Hyderabad: The Union finance ministry has asked the World Bank not to go ahead with the funding of Amaravati, the proposed capital of Andhra Pradesh, state finance minister Buggana Rajendranath said on Monday.
The World Bank, which had promised $300 million investment for the project, however, said it would be happy to support additional proposals for finance, the minister added.
In a press release, the World Bank said that the government of India on 15 July withdrew its request for financing the proposed ‘Amaravati Sustainable Infrastructure and Institutional Development Project’. “The World Bank’s board of executive directors has been informed that the proposed project is no longer under preparation following the government’s decision. The World Bank continues to support the state of Andhra Pradesh with (an) over $1 billion programme that covers the health, agriculture, energy and disaster management sectors. This includes a new $328 million support to the state’s health sector signed with the government of Andhra Pradesh on 27 June, 2019," it added.

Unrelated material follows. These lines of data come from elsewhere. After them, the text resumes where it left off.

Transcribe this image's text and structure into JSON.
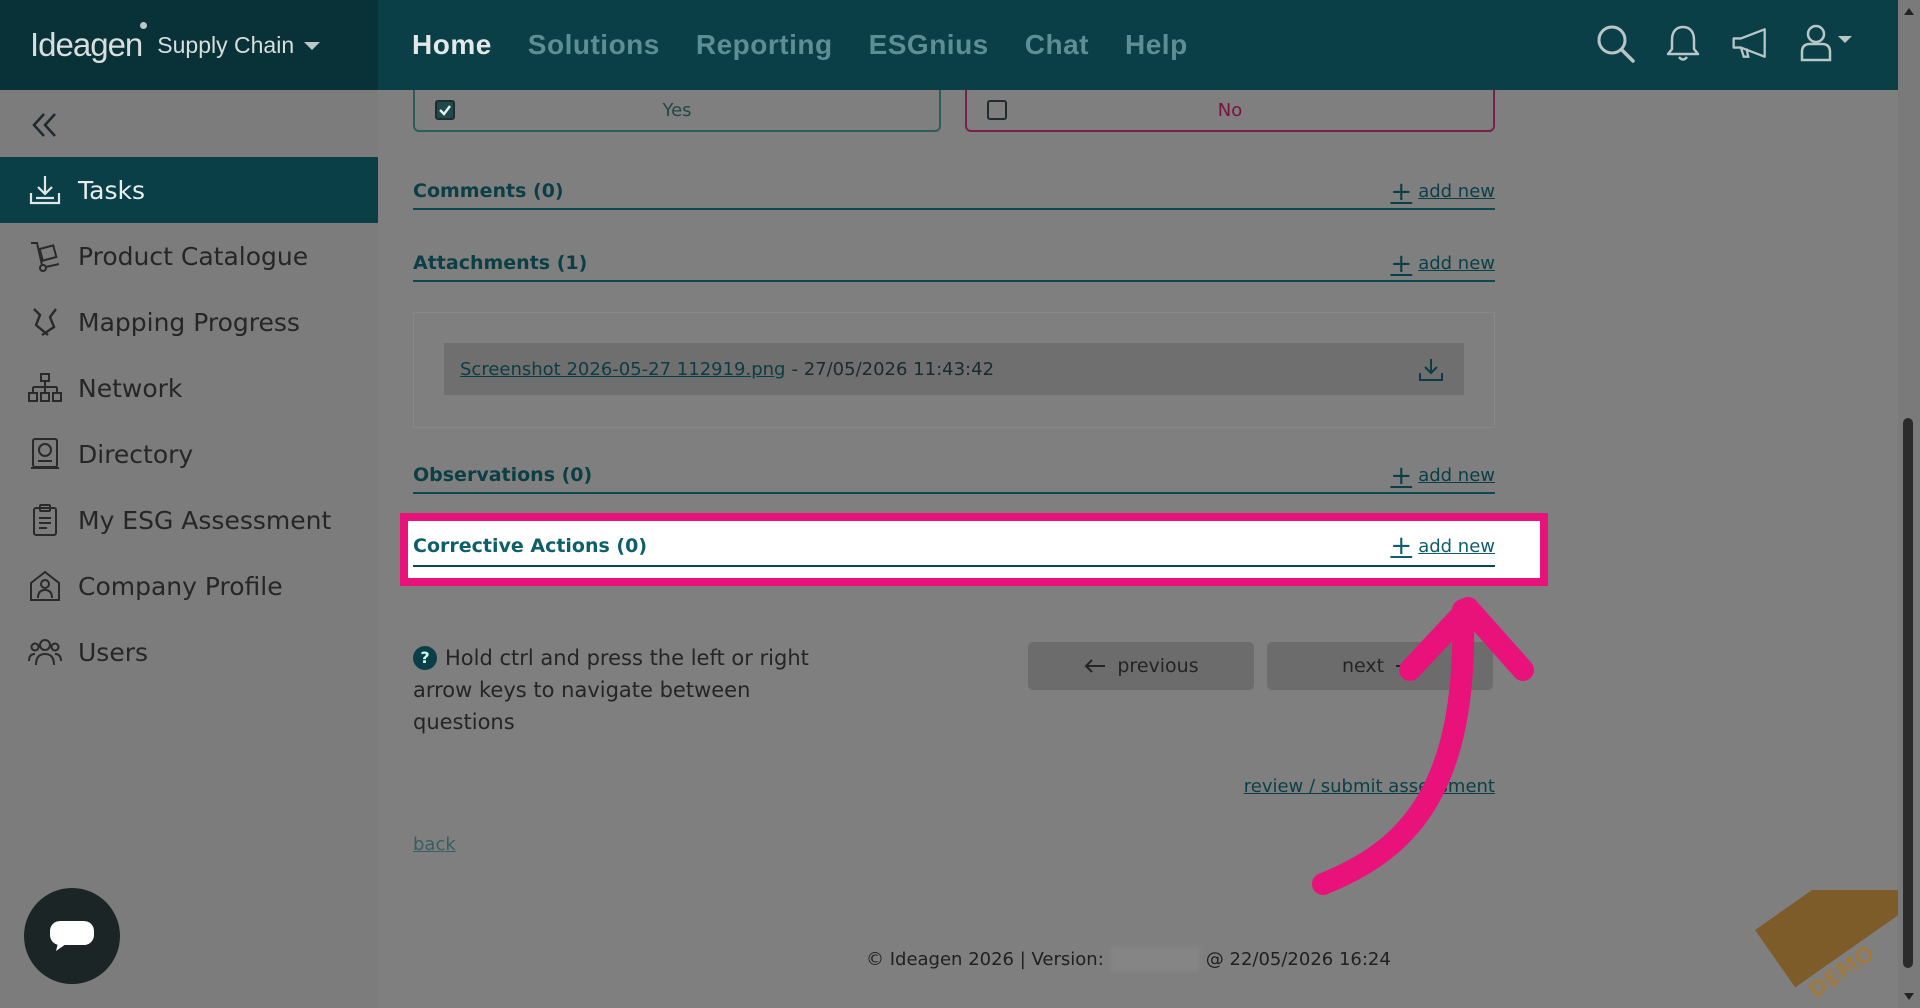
{
  "header": {
    "brand": "Ideagen",
    "brand_sub": "Supply Chain",
    "nav": [
      {
        "label": "Home",
        "active": true
      },
      {
        "label": "Solutions"
      },
      {
        "label": "Reporting"
      },
      {
        "label": "ESGnius"
      },
      {
        "label": "Chat"
      },
      {
        "label": "Help"
      }
    ],
    "icons": [
      "search-icon",
      "bell-icon",
      "megaphone-icon",
      "user-icon"
    ]
  },
  "sidebar": {
    "items": [
      {
        "label": "Tasks",
        "icon": "download-tray-icon",
        "active": true
      },
      {
        "label": "Product Catalogue",
        "icon": "hand-truck-icon"
      },
      {
        "label": "Mapping Progress",
        "icon": "route-icon"
      },
      {
        "label": "Network",
        "icon": "network-icon"
      },
      {
        "label": "Directory",
        "icon": "directory-icon"
      },
      {
        "label": "My ESG Assessment",
        "icon": "clipboard-icon"
      },
      {
        "label": "Company Profile",
        "icon": "building-icon"
      },
      {
        "label": "Users",
        "icon": "users-icon"
      }
    ]
  },
  "answer": {
    "yes_label": "Yes",
    "yes_checked": true,
    "no_label": "No",
    "no_checked": false
  },
  "sections": {
    "comments": "Comments (0)",
    "attachments": "Attachments (1)",
    "observations": "Observations (0)",
    "corrective_actions": "Corrective Actions (0)",
    "add_new": "add new"
  },
  "attachment": {
    "file_name": "Screenshot 2026-05-27 112919.png",
    "timestamp": "- 27/05/2026 11:43:42"
  },
  "navigation": {
    "hint": "Hold ctrl and press the left or right arrow keys to navigate between questions",
    "previous": "previous",
    "next": "next",
    "review": "review / submit assessment",
    "back": "back"
  },
  "footer": {
    "copyright": "© Ideagen 2026 | Version:",
    "date": "@ 22/05/2026 16:24"
  },
  "demo_badge": "DEMO",
  "colors": {
    "topbar": "#0a3f47",
    "highlight": "#e8127a",
    "accent": "#0f5f6a"
  }
}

The World Bank’s decision to back out of the Amaravati project has become a major issue, especially between the ruling YSR Congress Party (YSRCP) government, led by chief minister Y.S. Jagan Mohan Reddy, and the opposition Telugu Desam party (TDP).
The TDP-led government in Andhra Pradesh had “completely ignored the adverse environmental, social, economic and financial implications" of setting up the new capital, Rajendranath told the assembly at Amaravati.

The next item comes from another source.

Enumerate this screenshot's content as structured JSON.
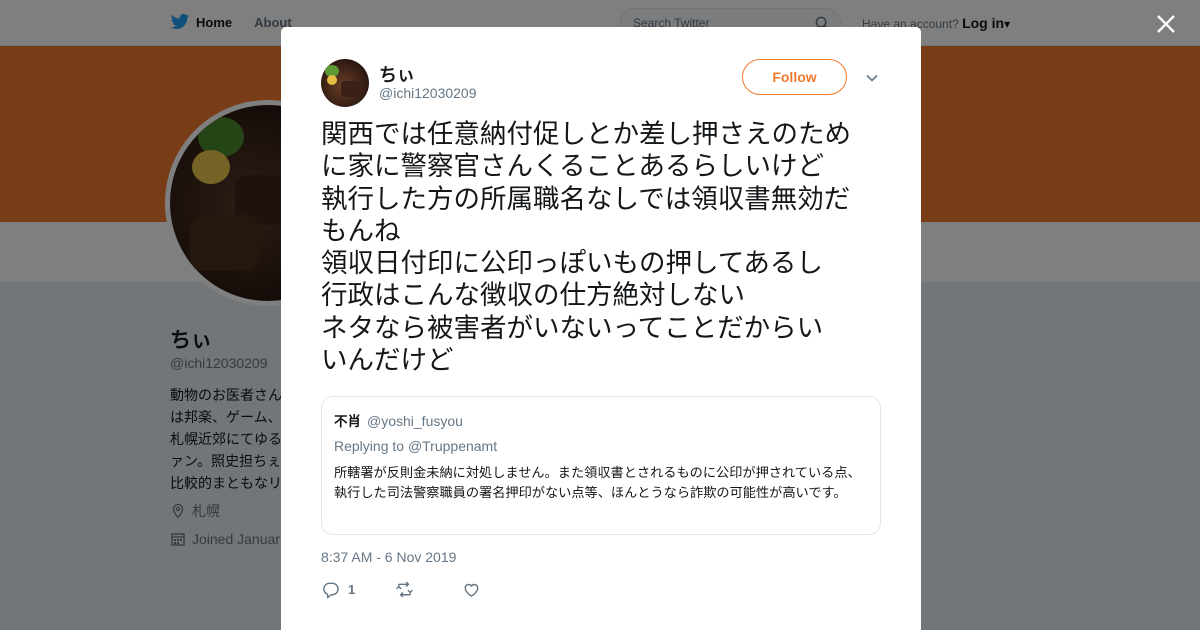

“Moreover, the actions of the previous government have embarrassed the nation, as it is the first time that the independent panel of the World Bank recommended investigation into a project that has not yet been approved by the World Bank board," he alleged.
The World Bank has, however, sanctioned $328 million to the state’s health sector and has also expressed interest to extend financial assistance to other viable projects to be taken up by the state government, he said.
The TDP government, after announcing its decision to build a new capital, had submitted proposals for the new capital to the World Bank’s department of economic affairs (DEA) in October 2016, but it was only registered in June 2017, according to Rajendranath. The DEA subsequently cleared the proposal for funding from the World Bank and the Asian Infrastructure Investment Bank (AIIB), following which both financial institutions conducted five joint and several missions, he added.
The project had an outlay of $715 million, which included a loan component of $300 million from the World Bank, with the AIIB and the Andhra Pradesh government contributing $200 million and $215 million, respectively. Rajendranath said the government had launched 10 contract packages during 2017-18 in anticipation with the project’s approval.
“The contract packages were taken up with the state government’s funds as the project approval was delayed. In a clear reflection of lack of understanding and lethargic attitude of the previous government, the World Bank informed that contracts awarded for seven roads would not be eligible for retroactive financing and that the cost would have to be borne by the state government," Rajendranath said.
The project has not been approved by the World Bank even after two years following of an adverse report submitted by an inspection panel formed by the World Bank to look into complaints by several landowners and non-governmental organizations.
“Nobody is asking why the Centre asked the World Bank to stop funding the Amaravati project. If it has made that decision, then the Centre itself should provide the funding required instead of stalling it. The future of Andhra Pradesh is at stake, and the state as such will come to a halt without a new capital. Nobody will be interested in investing if this continues," said a TDP leader who did not want to be named.